How is a ankle fracture diagnosed?
After discussing your medical history, symptoms, and how the injury occurred, your doctor will do a careful examination of your ankle, foot, and lower leg.
If your doctor suspects an ankle fracture, he or she will order additional tests to provide more information about your injury.
X-rays are the most common and widely available diagnostic imaging technique. X-rays can show if the bone is fractured and whether there is displacement (the gap between fractured bones). They can also show how many pieces of fractured bone there are. X-rays may be taken of the leg, ankle, and foot to make sure nothing else is injured.
Depending on the type of ankle fracture, the doctor may put pressure on the ankle and take a special x-ray, called a stress test. This x-ray is done to see if certain ankle fractures require surgery.
Computed tomography (CT) scan
This type of scan can create a cross-section image of the ankle and is sometimes done to further evaluate the ankle injury. It is especially useful when the fracture extends into the ankle joint.
Magnetic resonance imaging (MRI) scan
These tests provide high resolution images of both bones and soft tissues, like ligaments.
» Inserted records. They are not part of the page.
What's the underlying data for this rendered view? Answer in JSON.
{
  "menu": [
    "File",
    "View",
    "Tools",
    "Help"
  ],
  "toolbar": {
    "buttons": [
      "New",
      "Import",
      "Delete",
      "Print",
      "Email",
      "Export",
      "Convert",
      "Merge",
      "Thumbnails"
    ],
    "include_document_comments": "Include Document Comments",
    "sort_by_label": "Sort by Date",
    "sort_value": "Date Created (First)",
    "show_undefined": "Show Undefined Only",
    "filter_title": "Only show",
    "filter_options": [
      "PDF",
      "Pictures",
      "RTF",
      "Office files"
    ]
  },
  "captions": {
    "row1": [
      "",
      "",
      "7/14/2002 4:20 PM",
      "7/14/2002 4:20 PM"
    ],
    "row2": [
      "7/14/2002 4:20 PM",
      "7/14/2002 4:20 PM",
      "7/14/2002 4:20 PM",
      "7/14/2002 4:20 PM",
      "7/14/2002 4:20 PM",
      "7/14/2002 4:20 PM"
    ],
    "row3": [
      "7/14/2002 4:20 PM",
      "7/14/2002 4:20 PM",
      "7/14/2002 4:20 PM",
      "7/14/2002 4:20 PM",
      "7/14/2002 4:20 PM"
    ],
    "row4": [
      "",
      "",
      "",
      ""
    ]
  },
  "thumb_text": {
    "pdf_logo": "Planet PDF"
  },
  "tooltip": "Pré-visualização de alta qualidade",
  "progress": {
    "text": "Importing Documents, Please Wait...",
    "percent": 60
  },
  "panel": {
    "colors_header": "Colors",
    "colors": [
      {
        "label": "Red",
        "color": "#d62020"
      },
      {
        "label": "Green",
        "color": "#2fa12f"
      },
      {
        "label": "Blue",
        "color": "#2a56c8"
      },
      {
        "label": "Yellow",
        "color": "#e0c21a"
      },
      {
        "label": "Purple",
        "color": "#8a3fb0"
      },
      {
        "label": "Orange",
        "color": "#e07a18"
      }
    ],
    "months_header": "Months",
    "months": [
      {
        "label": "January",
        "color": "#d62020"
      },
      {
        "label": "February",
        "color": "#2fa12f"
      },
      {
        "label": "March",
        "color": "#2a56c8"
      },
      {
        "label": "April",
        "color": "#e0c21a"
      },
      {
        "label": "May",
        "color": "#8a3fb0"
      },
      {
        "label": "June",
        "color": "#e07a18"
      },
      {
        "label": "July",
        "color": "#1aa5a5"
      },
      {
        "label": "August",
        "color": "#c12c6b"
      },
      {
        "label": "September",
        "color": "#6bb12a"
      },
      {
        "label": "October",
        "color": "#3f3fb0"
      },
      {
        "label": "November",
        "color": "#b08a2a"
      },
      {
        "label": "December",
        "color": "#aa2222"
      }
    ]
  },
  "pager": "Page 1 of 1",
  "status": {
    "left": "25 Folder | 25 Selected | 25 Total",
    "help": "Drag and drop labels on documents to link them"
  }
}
For some ankle fractures, an MRI scan may be done to evaluate the ankle ligaments.